government at the onset of the late-2000s recession in 2008; in his first term,
his government executed a GST rise and personal tax cuts.
In February 2011, a major earthquake in Christchurch, the country’s second
biggest city, considerably affected the national economy; the government
responded by creating the Canterbury Earthquake Recovery Authority.
During its second term, Key’s administration declared a policy of fractional
privatisation of state-run benefits.
In foreign policy, Key declared the removal of New Zealand Defense Force
personnel from their exploitation in the War in Afghanistan, signed the
Wellington Declaration with the U.S., and called for more countries to join the
Trans-Pacific Strategic Economic Partnership.
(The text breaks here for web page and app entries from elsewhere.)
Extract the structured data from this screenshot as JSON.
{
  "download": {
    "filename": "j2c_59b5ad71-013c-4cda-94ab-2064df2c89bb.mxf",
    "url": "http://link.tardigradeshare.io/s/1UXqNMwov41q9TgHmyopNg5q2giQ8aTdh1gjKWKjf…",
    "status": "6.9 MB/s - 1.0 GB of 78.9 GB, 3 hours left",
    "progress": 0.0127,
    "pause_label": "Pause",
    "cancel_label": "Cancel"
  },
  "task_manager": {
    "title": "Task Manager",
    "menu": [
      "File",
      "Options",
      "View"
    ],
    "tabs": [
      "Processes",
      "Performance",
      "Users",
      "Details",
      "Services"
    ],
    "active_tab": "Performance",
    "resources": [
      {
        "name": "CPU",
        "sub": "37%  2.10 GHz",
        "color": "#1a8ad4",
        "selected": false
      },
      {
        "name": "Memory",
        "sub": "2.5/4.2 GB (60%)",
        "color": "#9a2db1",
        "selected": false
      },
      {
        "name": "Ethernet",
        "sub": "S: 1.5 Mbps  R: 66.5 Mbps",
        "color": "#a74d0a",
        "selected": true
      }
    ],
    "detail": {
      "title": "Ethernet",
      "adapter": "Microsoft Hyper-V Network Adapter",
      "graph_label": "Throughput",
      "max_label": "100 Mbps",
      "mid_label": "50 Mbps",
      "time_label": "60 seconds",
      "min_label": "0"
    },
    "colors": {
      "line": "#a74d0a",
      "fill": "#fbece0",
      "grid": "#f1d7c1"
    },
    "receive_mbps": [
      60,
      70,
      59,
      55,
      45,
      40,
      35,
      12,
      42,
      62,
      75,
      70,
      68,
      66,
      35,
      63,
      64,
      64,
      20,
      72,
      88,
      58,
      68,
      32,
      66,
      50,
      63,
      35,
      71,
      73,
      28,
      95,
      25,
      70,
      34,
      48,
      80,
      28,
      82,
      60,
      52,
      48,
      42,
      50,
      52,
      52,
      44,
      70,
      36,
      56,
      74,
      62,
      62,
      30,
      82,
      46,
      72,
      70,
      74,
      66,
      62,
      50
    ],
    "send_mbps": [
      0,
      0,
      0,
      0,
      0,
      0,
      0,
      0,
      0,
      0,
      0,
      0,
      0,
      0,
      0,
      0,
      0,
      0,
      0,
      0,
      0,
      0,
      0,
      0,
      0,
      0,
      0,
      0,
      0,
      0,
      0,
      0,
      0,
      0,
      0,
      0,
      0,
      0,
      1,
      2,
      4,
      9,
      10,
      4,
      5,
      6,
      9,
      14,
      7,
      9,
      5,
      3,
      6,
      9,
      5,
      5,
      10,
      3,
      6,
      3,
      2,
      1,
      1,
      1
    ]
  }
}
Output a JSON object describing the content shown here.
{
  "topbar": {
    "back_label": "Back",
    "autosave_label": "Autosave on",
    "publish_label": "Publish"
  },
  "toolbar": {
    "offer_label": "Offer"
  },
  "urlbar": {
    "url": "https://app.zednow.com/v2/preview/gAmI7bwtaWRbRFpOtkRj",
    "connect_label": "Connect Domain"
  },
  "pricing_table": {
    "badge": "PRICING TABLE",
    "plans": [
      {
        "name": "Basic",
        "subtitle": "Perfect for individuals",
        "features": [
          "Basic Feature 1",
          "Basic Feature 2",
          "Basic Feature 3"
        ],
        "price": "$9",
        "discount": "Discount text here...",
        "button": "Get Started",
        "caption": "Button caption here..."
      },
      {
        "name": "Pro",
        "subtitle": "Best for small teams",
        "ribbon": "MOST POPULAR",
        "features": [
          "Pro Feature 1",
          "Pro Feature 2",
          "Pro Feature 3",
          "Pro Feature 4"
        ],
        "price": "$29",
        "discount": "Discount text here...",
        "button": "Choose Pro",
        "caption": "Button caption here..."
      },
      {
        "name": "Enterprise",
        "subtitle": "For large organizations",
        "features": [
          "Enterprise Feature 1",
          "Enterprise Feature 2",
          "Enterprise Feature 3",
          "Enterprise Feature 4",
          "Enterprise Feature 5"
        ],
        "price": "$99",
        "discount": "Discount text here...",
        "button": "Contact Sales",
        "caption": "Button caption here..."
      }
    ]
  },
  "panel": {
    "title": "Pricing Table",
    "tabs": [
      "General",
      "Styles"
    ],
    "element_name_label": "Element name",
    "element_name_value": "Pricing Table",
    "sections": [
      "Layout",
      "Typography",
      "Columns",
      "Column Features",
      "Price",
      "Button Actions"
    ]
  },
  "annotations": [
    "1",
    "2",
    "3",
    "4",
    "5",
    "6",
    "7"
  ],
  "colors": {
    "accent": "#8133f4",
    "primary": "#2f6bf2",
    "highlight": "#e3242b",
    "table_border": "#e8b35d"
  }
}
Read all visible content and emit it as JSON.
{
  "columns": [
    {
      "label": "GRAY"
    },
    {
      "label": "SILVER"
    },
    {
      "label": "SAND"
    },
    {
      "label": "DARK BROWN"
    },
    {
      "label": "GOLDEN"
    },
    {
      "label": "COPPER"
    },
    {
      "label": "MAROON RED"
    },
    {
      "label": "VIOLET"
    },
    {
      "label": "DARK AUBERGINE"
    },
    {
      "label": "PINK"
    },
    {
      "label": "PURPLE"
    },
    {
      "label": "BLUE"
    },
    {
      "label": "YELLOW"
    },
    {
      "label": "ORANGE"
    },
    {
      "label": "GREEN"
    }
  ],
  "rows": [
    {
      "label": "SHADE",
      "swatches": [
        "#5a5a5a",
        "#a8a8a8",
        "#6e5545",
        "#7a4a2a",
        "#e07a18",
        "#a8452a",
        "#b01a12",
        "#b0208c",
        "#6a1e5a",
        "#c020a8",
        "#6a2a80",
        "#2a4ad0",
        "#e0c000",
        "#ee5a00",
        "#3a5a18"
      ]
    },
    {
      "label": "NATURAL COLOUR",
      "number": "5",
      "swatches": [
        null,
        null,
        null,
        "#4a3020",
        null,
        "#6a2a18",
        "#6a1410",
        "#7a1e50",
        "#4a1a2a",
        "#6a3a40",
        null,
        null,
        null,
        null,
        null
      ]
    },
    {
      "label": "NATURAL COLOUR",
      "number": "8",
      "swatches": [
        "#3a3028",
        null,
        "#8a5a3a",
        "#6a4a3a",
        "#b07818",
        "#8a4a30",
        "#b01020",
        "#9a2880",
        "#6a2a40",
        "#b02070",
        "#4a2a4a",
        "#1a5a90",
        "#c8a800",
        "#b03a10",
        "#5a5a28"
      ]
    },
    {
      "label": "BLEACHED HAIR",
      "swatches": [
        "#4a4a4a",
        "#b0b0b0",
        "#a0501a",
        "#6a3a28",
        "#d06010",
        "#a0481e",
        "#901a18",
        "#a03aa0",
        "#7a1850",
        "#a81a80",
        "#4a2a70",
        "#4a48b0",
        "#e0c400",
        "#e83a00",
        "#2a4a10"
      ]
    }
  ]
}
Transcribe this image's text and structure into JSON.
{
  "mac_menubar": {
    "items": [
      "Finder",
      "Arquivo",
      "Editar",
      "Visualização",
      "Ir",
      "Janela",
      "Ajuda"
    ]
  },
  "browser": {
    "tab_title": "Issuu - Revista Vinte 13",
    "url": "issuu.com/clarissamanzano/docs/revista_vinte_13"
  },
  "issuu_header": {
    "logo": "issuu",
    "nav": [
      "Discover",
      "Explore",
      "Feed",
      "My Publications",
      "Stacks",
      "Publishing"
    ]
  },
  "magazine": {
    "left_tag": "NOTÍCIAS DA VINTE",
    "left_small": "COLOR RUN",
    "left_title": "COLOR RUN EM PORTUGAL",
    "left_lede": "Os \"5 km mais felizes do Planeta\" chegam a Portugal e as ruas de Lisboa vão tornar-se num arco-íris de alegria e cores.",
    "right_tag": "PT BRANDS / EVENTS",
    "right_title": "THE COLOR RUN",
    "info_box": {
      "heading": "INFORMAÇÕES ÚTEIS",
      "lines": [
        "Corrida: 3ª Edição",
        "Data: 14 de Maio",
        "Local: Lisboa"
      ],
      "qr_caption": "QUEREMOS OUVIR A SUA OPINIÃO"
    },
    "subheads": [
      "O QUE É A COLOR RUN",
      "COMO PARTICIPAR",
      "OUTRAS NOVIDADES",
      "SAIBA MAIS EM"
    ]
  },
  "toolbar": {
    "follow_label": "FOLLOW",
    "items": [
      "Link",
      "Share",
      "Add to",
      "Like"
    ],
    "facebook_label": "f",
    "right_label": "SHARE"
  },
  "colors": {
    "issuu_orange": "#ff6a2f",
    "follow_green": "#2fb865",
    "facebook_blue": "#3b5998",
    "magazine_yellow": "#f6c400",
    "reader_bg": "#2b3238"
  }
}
Right of centre New Zealand political party, and one
of the two biggest parties in New Zealand politics,
the other being the Labour Party.
Founded in 1936 upon the merger of the United and
Reform parties; is thus New Zealand’s second-oldest
Has the biggest split of seats in the New Zealand
House of Representatives as of April 2012, with 59
out of a 121 total.
Has been the current ruling party since November
2008, and governs as a minority government with
support from three minor parties.
Member of International Democrat Union
Left of centre New Zealand political party, and one of the
two biggest parties in New Zealand politics; the other
major party is the rival National Party.
Founded in 1916; it is consequently the oldest political
party in New Zealand.
Was last the governing party from 1999-2008; Helen
Clark was the party’s leader and PM of New Zealand.
Has formed the second-biggest (with relation to
parliamentary seats) political party represented in the
Parliament of New Zealand since it was defeated in the
2008 general election; functions as the Official
Parliamentary Opposition’s core.
Phil Goff and Annette King resigned as leader and deputy
leader, correspondingly, after the 2011 general election;
the parliamentary assembly subsequently voted David
Shearer and Grant Robertson to replace them.
Shearer declared his resignation from his post on 22
Observer member of Socialist International (international